Serena Tea, Drag Performer and Model
"When I wear heels it's not me being trendy or trying to attract attention, it's me expressing myself. I don't think of wearing heels as much of a big deal. It's normalized to me because I don't hold onto the toxic gender norms held over everyone's heads. In fact when I do wear heels I'd rather not have people comment on them. It sometimes can feel like I'm getting a pat on the back from a cis person for going against the gender binary, and things like that don't move us forward but set us back."
Follow Serena Tea on Instagram (@serenateanyc).
Michael Holden, Dancer
"'Be you're own cheerleader' — Suzanne Farrell. I grew up with and still live by the saying, 'Treat others the way you want to be treated.' All we have is right now, so why not live your truest self."
Follow Michael Holden on Instagram (@obviouslyme).
B. Hawk Snipes, Actor and Model
"It doesn't matter what gender is wearing the heels. All that really matters is, if they can SLAY in them."
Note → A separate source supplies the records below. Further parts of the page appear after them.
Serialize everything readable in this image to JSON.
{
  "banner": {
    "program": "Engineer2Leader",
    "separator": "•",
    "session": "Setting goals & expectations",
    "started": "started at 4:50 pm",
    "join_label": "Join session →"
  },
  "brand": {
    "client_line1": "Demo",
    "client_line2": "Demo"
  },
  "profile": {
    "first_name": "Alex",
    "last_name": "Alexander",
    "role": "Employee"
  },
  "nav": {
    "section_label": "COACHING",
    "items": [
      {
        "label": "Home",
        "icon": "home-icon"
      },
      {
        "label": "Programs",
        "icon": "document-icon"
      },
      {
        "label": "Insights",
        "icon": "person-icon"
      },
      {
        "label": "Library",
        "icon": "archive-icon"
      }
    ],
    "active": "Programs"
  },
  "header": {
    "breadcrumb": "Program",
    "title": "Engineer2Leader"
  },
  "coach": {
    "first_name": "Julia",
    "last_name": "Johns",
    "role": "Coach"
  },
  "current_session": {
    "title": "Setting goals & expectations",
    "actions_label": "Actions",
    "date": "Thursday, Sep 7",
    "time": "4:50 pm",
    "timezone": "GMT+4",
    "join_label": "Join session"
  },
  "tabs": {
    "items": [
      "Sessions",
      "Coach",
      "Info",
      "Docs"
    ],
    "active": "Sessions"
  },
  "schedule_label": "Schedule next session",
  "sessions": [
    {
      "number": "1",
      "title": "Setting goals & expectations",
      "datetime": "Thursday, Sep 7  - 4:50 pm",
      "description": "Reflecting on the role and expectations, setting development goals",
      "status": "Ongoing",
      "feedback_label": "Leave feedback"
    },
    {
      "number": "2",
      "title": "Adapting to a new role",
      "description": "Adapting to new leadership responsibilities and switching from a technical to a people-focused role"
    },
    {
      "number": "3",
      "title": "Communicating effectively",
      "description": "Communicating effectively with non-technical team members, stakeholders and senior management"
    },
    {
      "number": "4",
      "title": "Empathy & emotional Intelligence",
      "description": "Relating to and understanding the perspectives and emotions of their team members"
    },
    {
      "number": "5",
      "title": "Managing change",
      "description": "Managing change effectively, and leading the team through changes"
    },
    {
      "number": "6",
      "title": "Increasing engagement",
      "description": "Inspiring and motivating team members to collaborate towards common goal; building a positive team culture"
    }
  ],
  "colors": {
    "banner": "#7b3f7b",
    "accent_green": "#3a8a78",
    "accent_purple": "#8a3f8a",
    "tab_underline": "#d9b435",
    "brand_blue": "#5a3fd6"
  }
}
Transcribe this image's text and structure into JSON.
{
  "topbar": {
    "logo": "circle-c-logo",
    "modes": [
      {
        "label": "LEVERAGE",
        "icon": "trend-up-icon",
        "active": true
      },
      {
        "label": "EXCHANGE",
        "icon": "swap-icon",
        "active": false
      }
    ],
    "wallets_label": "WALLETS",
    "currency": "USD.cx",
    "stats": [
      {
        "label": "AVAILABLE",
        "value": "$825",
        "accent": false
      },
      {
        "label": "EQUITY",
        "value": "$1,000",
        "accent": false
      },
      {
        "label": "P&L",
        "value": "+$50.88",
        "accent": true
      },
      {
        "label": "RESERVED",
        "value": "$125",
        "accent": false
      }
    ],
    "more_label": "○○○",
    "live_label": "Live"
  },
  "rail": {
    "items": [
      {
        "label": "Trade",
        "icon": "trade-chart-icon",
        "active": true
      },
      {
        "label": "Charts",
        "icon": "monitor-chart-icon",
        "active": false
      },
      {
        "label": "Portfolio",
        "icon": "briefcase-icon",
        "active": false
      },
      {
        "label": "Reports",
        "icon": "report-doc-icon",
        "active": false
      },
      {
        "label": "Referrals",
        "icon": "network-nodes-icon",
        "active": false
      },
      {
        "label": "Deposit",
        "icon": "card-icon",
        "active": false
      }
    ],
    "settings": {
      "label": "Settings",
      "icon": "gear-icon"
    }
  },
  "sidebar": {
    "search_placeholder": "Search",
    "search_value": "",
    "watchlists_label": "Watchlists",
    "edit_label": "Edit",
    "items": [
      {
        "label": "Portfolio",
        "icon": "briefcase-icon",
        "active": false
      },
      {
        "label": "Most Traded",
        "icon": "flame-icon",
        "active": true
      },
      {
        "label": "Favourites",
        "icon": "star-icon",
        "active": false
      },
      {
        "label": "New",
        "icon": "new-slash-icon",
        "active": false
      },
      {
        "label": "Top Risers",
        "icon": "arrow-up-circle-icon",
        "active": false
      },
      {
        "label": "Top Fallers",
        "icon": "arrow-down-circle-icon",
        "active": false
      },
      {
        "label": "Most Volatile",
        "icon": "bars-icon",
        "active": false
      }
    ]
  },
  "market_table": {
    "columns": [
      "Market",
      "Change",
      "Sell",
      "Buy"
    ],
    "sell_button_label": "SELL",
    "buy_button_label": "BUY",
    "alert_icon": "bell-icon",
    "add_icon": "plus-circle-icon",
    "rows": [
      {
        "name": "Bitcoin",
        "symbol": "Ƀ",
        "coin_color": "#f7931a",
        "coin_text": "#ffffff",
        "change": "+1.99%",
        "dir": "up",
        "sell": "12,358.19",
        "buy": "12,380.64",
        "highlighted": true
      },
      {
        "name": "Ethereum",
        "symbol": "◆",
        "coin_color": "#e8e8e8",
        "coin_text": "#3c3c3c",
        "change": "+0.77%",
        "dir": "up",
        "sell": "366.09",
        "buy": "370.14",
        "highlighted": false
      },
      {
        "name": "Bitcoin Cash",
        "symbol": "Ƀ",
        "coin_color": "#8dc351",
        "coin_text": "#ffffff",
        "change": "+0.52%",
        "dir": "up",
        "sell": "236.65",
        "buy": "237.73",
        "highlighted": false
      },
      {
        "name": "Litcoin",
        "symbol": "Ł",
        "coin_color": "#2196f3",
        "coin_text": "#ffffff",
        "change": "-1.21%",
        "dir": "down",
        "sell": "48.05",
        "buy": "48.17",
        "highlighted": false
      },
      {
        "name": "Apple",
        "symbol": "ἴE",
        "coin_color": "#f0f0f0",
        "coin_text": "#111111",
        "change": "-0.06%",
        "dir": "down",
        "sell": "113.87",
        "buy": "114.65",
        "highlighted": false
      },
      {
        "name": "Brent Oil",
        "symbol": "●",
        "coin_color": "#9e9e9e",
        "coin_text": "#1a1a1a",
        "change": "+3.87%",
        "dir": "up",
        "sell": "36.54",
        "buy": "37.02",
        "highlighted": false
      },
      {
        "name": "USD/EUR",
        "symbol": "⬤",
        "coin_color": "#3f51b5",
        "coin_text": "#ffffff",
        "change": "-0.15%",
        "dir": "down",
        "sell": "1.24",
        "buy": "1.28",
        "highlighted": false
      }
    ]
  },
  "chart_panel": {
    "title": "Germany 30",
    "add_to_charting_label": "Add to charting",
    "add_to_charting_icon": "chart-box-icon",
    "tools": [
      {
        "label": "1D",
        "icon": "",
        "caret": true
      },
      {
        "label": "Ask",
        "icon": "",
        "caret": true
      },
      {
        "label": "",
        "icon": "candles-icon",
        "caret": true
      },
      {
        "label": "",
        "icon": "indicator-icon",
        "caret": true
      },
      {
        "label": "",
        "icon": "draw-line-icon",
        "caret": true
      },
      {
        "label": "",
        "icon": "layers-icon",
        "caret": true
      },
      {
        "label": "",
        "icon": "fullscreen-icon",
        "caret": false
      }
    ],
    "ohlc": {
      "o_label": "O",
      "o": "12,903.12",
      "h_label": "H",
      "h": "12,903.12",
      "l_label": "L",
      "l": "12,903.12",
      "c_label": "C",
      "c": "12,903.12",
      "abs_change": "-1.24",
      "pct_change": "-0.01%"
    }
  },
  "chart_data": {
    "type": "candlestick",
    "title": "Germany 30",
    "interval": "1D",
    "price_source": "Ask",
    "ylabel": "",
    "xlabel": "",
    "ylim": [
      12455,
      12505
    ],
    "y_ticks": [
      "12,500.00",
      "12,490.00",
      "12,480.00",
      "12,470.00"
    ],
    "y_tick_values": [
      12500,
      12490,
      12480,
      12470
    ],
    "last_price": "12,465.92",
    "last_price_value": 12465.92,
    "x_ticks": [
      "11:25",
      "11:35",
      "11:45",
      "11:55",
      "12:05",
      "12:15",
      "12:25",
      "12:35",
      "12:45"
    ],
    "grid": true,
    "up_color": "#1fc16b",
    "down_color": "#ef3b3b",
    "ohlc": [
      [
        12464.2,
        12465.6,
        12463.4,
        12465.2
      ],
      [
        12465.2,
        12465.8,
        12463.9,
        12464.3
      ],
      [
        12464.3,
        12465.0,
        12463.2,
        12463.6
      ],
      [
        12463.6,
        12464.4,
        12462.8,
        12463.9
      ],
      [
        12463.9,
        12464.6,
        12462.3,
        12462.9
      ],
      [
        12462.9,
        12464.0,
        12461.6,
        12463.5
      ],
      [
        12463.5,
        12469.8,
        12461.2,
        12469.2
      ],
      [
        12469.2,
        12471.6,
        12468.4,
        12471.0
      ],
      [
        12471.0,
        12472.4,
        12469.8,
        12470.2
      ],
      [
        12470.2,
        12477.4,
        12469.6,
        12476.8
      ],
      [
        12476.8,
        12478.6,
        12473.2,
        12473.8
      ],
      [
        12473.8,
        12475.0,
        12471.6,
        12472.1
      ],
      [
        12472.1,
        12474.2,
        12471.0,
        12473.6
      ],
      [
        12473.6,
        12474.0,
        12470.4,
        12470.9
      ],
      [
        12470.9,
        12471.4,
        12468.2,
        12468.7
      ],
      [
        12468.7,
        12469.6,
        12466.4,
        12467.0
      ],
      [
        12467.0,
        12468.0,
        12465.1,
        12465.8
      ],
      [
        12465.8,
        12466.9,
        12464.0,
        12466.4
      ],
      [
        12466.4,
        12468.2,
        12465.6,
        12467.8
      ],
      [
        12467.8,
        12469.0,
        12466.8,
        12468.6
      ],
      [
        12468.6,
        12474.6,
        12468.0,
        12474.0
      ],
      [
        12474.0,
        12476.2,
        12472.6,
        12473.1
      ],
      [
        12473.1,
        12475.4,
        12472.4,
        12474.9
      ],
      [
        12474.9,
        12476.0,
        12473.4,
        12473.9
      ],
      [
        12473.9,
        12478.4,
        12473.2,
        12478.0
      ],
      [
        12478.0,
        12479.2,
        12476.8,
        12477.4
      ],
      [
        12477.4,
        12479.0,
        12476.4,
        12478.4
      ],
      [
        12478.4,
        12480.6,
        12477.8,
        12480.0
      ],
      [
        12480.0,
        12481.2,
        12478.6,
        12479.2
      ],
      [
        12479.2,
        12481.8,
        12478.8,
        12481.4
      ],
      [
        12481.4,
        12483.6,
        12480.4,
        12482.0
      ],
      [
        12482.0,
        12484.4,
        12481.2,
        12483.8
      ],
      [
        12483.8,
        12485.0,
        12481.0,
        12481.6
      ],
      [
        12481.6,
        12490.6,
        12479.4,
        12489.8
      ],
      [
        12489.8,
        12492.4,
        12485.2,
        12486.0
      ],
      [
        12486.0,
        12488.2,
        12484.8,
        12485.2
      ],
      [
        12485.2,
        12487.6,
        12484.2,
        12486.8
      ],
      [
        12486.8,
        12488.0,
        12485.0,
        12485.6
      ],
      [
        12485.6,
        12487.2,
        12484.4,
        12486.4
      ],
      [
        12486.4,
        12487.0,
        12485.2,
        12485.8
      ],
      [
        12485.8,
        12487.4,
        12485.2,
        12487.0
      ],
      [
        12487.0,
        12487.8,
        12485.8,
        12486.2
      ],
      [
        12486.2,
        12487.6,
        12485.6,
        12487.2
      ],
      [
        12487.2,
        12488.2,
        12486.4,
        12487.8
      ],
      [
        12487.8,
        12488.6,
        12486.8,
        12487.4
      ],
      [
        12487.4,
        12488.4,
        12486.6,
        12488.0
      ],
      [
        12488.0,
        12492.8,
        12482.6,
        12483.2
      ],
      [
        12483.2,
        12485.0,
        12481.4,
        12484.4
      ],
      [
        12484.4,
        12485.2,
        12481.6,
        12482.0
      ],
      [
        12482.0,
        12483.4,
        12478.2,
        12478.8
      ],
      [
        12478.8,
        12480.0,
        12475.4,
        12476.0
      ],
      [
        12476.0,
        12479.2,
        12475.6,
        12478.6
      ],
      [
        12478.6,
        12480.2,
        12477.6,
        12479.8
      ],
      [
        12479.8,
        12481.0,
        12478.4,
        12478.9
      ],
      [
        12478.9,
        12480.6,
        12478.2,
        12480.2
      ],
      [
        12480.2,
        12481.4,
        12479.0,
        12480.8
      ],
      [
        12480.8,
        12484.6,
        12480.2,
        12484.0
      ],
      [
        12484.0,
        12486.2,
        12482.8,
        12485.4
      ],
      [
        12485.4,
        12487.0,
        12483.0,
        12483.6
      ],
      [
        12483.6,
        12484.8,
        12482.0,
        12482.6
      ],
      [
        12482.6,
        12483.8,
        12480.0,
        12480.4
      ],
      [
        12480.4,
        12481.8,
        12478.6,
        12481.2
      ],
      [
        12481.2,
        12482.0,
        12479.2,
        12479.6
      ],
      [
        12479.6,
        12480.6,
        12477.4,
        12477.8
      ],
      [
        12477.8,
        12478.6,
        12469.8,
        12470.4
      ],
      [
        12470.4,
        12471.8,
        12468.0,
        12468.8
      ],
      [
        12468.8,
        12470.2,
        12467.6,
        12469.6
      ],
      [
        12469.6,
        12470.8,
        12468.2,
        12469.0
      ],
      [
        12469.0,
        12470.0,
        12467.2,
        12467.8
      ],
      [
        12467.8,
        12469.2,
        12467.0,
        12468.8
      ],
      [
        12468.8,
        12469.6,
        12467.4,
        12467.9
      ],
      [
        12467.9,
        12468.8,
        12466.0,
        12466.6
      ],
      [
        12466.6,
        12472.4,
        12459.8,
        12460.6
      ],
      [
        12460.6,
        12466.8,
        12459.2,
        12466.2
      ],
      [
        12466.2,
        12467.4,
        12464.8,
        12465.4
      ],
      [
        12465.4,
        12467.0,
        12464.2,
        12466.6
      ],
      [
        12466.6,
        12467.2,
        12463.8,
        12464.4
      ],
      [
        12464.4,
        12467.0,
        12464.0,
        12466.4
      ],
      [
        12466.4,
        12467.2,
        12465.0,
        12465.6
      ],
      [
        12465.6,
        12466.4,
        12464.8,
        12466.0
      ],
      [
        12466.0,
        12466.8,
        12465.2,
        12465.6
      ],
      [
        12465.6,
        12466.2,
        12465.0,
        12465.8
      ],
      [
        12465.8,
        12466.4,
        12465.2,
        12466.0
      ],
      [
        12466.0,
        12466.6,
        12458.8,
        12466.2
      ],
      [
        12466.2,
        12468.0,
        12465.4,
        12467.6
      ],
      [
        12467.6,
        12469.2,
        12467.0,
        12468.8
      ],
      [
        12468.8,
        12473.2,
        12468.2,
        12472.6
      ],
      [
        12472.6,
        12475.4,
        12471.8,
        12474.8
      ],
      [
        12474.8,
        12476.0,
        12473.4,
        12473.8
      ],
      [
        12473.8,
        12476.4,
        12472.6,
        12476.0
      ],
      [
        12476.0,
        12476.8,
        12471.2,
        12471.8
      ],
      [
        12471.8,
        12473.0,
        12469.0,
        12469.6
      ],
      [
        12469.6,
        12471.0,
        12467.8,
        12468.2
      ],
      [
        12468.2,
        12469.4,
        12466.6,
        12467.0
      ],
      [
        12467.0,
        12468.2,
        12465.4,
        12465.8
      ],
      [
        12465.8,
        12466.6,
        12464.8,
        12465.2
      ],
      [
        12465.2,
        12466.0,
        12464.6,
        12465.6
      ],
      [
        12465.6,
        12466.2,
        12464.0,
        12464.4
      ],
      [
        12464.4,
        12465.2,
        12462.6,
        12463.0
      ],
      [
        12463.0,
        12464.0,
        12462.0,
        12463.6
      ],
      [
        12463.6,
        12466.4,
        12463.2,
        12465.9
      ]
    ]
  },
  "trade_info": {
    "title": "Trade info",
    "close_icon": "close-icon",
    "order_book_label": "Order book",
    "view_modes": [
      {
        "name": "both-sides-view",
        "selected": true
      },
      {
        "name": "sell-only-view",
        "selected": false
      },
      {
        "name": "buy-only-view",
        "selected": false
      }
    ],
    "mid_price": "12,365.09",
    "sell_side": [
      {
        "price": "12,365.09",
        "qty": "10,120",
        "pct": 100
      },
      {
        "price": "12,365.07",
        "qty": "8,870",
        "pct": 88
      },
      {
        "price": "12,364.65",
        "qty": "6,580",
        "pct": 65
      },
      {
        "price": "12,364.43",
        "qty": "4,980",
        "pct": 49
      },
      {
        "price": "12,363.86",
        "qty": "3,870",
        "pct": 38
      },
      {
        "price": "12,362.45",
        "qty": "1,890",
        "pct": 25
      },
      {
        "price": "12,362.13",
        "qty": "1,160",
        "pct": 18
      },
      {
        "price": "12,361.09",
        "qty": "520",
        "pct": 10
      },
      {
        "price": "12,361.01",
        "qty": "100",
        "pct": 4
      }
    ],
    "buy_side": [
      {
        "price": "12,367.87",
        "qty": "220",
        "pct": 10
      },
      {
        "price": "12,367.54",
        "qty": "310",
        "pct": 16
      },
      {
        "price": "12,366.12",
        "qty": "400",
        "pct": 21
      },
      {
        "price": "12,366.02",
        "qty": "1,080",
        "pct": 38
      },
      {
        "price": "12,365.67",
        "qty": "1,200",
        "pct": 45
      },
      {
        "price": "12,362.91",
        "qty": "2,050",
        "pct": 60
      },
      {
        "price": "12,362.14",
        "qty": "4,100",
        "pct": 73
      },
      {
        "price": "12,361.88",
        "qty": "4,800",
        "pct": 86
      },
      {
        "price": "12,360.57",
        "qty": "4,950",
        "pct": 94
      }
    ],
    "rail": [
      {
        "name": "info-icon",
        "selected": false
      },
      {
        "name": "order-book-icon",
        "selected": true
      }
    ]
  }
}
Follow B. Hawk Snipes on Instagram (@bhawksnipes).
Prince Andru, Artist
"Personally, I believe the most masculine thing a man could do is wear a dress with a pair of heels and not be afraid to embrace his inner femininity."
Follow Prince Andru on Instagram (@prince.andru).
Devdoee, Model and Dancer
"Heels on the male body isn't just a fashion trend as it has been around since heels were invented. As a gender nonconforming person, wearing heels has allowed me to feel powerful in spaces where I'm otherwise made to feel small and unseen."
Follow Devdoee on Instagram (@devdoee).
Lead photo via Instagram